Rob Herring, CJ Stander, Bundee Aki, Nathan Hughes, WP Nel and Cornell du Preez. These are all players with no familial connection to the country they will represent this weekend.
Taking out the smallest six nation country, Italy, these players represent the total amount of “project players” representing the five largest northern hemisphere nations.
These players have all completed the three-year residency required by World Rugby to play for their adoptive nation.
Interestingly, France have no players in their 23 who could be classified as a project player, despite the finger often being pointed at them for exploitation of the rules.
It might be an anomaly. Players like Uni Antonio, Virimi Vakatawa and Scott Spedding all came to France via other nations, and have been regulars in recent years.
World Rugby has already acted to change the residency rule. From 2019, the requirement will be five years rather than three. Or more appropriately, for professionals it is two contracts rather than one. Either way, it is a much bigger commitment.
But as it stands, it is three years. Out of the 115 players representing their country under these rules, 5% of them have qualified on their three-year stay alone.
It is a small sample, but it is hardly a pandemic and something World Rugby have already addressed.
Why then has Bundee Aki’s inclusion in the Irish squad caused so much debate within the country?
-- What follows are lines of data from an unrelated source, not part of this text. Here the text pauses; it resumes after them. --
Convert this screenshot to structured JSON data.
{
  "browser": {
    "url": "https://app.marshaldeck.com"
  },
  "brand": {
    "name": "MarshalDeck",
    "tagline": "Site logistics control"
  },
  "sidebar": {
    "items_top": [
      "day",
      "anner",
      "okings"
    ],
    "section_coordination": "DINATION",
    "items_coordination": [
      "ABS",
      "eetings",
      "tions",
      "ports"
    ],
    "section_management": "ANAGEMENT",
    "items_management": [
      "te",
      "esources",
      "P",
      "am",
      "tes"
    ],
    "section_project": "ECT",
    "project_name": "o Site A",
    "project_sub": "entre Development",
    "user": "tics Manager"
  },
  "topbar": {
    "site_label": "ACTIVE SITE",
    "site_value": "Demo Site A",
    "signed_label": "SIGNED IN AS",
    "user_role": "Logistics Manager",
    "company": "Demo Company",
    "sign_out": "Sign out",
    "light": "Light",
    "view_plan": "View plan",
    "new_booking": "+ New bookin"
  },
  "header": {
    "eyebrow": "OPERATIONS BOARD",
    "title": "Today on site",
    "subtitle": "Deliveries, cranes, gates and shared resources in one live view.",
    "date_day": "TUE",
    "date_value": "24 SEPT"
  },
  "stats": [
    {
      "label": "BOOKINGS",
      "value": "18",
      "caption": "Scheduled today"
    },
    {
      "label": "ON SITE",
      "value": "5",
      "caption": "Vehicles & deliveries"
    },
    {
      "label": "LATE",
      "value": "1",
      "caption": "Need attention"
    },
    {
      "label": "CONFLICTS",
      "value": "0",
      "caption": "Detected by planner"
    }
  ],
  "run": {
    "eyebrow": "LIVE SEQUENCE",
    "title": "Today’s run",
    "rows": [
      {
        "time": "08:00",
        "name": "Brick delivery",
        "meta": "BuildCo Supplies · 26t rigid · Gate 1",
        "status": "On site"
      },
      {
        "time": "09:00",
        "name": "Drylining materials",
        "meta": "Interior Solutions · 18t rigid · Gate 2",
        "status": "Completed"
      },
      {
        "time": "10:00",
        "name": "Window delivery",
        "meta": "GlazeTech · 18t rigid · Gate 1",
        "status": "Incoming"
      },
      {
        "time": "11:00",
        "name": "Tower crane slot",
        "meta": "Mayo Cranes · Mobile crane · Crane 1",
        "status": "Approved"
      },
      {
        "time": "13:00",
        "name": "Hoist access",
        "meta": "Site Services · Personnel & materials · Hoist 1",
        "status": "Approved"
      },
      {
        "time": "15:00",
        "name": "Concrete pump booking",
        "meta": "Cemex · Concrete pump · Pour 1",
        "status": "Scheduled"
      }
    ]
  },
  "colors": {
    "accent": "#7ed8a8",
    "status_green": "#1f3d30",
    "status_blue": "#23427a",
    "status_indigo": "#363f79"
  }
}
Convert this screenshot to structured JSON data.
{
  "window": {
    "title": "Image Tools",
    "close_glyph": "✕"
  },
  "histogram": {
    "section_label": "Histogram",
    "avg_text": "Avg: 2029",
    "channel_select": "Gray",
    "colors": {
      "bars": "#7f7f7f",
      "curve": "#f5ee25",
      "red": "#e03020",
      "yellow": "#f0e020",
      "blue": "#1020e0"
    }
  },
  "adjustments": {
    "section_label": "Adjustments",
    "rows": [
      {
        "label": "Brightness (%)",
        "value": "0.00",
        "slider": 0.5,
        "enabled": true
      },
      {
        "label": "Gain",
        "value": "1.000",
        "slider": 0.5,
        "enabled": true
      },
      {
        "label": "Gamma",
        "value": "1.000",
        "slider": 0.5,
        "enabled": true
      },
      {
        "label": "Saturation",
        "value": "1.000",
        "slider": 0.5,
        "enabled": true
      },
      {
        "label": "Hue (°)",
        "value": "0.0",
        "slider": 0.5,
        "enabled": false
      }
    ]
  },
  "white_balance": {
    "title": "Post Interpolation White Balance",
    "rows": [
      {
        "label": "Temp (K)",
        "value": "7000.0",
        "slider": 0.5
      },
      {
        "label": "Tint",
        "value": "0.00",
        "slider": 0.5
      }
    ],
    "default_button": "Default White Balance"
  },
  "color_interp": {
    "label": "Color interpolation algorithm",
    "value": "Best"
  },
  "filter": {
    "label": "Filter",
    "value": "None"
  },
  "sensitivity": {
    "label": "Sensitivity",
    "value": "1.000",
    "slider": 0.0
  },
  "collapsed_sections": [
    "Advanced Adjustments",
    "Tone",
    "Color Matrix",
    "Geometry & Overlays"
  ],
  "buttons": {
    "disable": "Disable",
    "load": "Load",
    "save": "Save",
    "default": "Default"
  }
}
Indeed, the concept of being Irish in a sporting concept was given more airtime than the Paradise Papers on a primetime national news show Wednesday night.
With former Irish International Neil Francis saying: “That is fundamentally wrong. That is ethically and morally wrong in terms of representing your country. Handing out jerseys to people who say that is fundamentally wrong.”
He was responding to comments made last year by the the 27-year-old, New Zealand born centre,
“I have enjoyed Irish culture and stuff but it is wrong for me to say I am Irish.” He said.
Since Joe Schmidt has been the Irish head coach he has given debuts to eight players who have qualified via the residency rule.
Most have given cause for grumbling in certain quarters, but none have caused the national debate Aki has.
It might be to do with the comments Aki made, but it might be something else.
Maybe it is the fact that Bundee Aki’s Pacific heritage makes him stand out and makes him more noticeable to people. Maybe for some his name does not fit, maybe for others it is his face that doesn’t fit.
Stander, another player for Ireland under the residency rule, has learned the Irish national anthem and has gone the extra mile to be Irish and embrace what it means.
In reality, what you learn – and even to an extent what you feel – does not distinguish two professional athletes with no affinity to a country, except for the fact they have worked in it.
Payne, Stander and Herring have an obvious thing in common: they are white, they can slip into an Irish squad and the average punter does not notice.
Unless you know the player, you are none the wiser that Herring is a South African, born and bred.
I am not accusing a nation of being racist, but it is a lot easier to see a perceived problem when the visual is on the front page.
It is not Aki’s fault that Ireland have offered him that opportunity. The coverage on him personally is, as Connor Muray said to the press earlier this week, incredibly unfair.
It might be an overreaction maybe he is the import that broke the camel’s back, maybe he is just that one player too many.
There is no doubt Bundee Aki is merely playing by the rules, not making them. He has earned his right to play for Ireland, not by birth, but through his performances and immense rugby talent.
Photo credit: ©INPHO/James Crombie